"""

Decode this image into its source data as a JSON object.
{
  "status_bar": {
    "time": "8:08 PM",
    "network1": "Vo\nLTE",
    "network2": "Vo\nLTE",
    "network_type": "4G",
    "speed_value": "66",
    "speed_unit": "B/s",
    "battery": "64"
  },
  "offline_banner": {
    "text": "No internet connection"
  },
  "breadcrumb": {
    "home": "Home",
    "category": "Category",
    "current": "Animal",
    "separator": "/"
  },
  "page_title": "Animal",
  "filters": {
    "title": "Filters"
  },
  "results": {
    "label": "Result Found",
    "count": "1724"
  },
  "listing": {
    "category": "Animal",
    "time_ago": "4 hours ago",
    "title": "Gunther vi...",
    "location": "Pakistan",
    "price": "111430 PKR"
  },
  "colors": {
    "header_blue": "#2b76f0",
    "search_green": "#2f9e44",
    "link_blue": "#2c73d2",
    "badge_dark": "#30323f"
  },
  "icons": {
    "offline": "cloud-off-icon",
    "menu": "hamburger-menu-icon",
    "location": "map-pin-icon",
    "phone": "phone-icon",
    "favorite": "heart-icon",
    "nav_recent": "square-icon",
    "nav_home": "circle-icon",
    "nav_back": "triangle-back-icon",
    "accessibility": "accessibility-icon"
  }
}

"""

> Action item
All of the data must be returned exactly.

> Solution below
Decode this image into its source data as a JSON object.
{
  "status_bar": {
    "time": "8:08 PM",
    "network1": "Vo\nLTE",
    "network2": "Vo\nLTE",
    "network_type": "4G",
    "speed_value": "66",
    "speed_unit": "B/s",
    "battery": "64"
  },
  "offline_banner": {
    "text": "No internet connection"
  },
  "breadcrumb": {
    "home": "Home",
    "category": "Category",
    "current": "Animal",
    "separator": "/"
  },
  "page_title": "Animal",
  "filters": {
    "title": "Filters"
  },
  "results": {
    "label": "Result Found",
    "count": "1724"
  },
  "listing": {
    "category": "Animal",
    "time_ago": "4 hours ago",
    "title": "Gunther vi...",
    "location": "Pakistan",
    "price": "111430 PKR"
  },
  "colors": {
    "header_blue": "#2b76f0",
    "search_green": "#2f9e44",
    "link_blue": "#2c73d2",
    "badge_dark": "#30323f"
  },
  "icons": {
    "offline": "cloud-off-icon",
    "menu": "hamburger-menu-icon",
    "location": "map-pin-icon",
    "phone": "phone-icon",
    "favorite": "heart-icon",
    "nav_recent": "square-icon",
    "nav_home": "circle-icon",
    "nav_back": "triangle-back-icon",
    "accessibility": "accessibility-icon"
  }
}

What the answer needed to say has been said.